To teach in a manner that respects and cares for the souls of our students is essential if we are to provide the necessary conditions where learning can most deeply and intimately begin.bell hooks, Teaching to Transgress (1994)
In Teaching to Transgress, renowned Black feminist educator bell hooks maintained that “education as the practice of freedom” was the most efficient way to a more just and truly inclusive society. I know a little something about how valuable it is to learn in an environment that is both caring and connected, because doing so at a very early age with my grandfather ultimately led to my career as an arts professional. Many nights, I waited anxiously for him to get home from work as he would often read Smithsonian magazine with me before bed. Introducing me to Sèvres porcelain, Thomas Hart Benton, and Claude Monet from a Black perspective was his way of caring for and connecting with me.
Unfortunately, once I began to study art history, I realized the discipline itself and its traditional textbooks have never represented non-European perspectives and realities adequately or equitably. Fortunately, this makes art history ripe for new approaches to teaching that promote care and connectedness. Established during the peak of European colonization, art history as a discipline is fraught with all kinds of erasures, silences, and omissions. Thankfully, the traditional celebration of the very distorted, racist, and sexist history of Eurocentric art and art-making has finally come under scrutiny. In other words, this collection ain’t their grandfather’s art history; rather, it’s mine and yours in that it is a digital reader of essays written largely by BIPOC (Black, Indigenous, People of Color) scholars full of the global histories and art production of BIPOC nations and communities from the ancient world to the present.
Not your grandfather’s art history: A BIPOC Reader is a free, fully digitized, openly-licensed art history resource that provides more than twenty analytical essays that seek to re-route the traditional narratives of art history with Europe and whiteness at its center. Beginning with the ancient Mediterranean and the Silk Roads, the Reader consciously challenges a narrative that centers Greece, Rome, and the Italian Renaissance to demonstrate that comprehensive understandings of art history cannot be advanced except within the broader contexts of world history. For example, essays in this collection feature the exchange and yet cultural distinctiveness between ancient Egypt and Nubia, the visual languages of power and rule in the Mongol, Persian, Timurid, and Mughal empires, and Indigenous representation of Africans in the Americas.

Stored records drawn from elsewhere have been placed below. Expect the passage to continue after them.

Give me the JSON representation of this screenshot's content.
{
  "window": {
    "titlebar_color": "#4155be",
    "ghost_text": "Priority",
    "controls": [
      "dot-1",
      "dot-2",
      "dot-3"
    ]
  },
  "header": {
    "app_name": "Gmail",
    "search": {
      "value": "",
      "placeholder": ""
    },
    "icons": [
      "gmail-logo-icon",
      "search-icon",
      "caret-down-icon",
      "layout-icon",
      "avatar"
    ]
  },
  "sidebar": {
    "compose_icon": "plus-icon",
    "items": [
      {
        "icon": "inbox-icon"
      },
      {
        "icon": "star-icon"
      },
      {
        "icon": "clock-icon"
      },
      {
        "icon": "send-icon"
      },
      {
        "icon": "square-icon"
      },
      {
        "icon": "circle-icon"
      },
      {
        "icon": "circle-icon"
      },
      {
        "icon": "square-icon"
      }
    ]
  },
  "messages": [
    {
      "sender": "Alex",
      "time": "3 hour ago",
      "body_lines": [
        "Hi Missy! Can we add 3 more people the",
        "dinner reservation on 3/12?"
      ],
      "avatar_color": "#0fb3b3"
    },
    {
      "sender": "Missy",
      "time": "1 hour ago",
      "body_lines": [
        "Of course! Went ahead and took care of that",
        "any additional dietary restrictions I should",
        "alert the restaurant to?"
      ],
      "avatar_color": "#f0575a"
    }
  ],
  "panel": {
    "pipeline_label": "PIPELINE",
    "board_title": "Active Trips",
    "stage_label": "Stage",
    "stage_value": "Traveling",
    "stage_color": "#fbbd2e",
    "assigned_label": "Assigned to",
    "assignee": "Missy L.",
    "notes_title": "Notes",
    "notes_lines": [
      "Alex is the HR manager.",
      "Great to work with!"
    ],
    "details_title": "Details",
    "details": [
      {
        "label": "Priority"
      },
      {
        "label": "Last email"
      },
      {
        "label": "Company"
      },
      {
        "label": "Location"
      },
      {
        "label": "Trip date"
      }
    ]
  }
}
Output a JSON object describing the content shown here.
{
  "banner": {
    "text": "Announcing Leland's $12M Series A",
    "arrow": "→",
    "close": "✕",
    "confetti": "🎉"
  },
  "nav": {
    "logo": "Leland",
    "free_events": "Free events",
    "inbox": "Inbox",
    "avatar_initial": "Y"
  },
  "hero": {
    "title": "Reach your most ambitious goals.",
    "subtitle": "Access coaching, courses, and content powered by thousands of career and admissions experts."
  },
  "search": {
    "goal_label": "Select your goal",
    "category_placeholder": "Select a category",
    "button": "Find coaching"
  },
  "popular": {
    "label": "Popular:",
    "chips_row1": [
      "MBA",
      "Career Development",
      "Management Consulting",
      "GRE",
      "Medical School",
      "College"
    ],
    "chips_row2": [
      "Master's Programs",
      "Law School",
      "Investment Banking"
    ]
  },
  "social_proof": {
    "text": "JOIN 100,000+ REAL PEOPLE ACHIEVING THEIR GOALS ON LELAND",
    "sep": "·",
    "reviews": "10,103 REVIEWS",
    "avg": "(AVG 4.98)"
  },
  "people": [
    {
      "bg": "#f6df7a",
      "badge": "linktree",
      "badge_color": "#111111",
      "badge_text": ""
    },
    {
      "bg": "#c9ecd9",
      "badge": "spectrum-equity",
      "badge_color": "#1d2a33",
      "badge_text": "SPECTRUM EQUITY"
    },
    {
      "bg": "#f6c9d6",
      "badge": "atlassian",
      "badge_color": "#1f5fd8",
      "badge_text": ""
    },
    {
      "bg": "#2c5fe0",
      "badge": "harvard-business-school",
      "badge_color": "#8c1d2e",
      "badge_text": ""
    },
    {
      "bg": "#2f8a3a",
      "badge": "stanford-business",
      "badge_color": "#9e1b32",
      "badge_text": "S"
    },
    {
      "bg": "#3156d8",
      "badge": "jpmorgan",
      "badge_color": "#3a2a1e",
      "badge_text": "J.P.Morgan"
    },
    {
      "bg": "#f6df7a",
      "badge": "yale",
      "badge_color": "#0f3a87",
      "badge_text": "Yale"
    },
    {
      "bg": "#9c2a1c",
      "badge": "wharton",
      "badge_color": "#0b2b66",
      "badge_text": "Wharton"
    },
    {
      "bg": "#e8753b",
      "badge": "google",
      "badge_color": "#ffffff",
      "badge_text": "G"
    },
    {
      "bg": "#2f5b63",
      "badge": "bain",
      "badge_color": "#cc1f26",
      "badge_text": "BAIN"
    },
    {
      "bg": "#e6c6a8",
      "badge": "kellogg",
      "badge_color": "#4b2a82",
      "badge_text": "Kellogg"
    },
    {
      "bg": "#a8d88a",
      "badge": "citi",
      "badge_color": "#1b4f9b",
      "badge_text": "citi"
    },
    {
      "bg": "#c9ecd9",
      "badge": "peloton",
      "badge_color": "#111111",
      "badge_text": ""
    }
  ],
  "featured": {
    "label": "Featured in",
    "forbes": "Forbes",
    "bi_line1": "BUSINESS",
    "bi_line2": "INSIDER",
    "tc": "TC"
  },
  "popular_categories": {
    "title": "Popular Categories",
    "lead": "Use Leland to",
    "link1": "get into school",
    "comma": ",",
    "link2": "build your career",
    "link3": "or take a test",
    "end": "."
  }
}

This collection of essays also seeks to demonstrate that the study of art objects cannot be divorced from the people and cultures who produced them. Essays on African spiritual traditions in the Atlantic world, the Afro-Spanish painter, Juan de Pareja, African American women artists like Edmonia Lewis and Sarah Mapps Douglass, and contemporary Indigenous women artists like Marie Watt highlight the makers and their stories in connection with the work they produced or continue to produce.
Drawing on recent scholarly research from BIPOC authors, the Reader’s presentation of the history of art promotes debate and robust discussion, while also providing a more expansive look at global civilization from BIPOC perspectives. Overall, Not your grandfather’s art history offers all students the chance to learn art history in much deeper and more truthful ways. It will leave readers with an appreciation of the central place of BIPOC and BIPOC cultures in world history—the same lesson my grandfather left me with.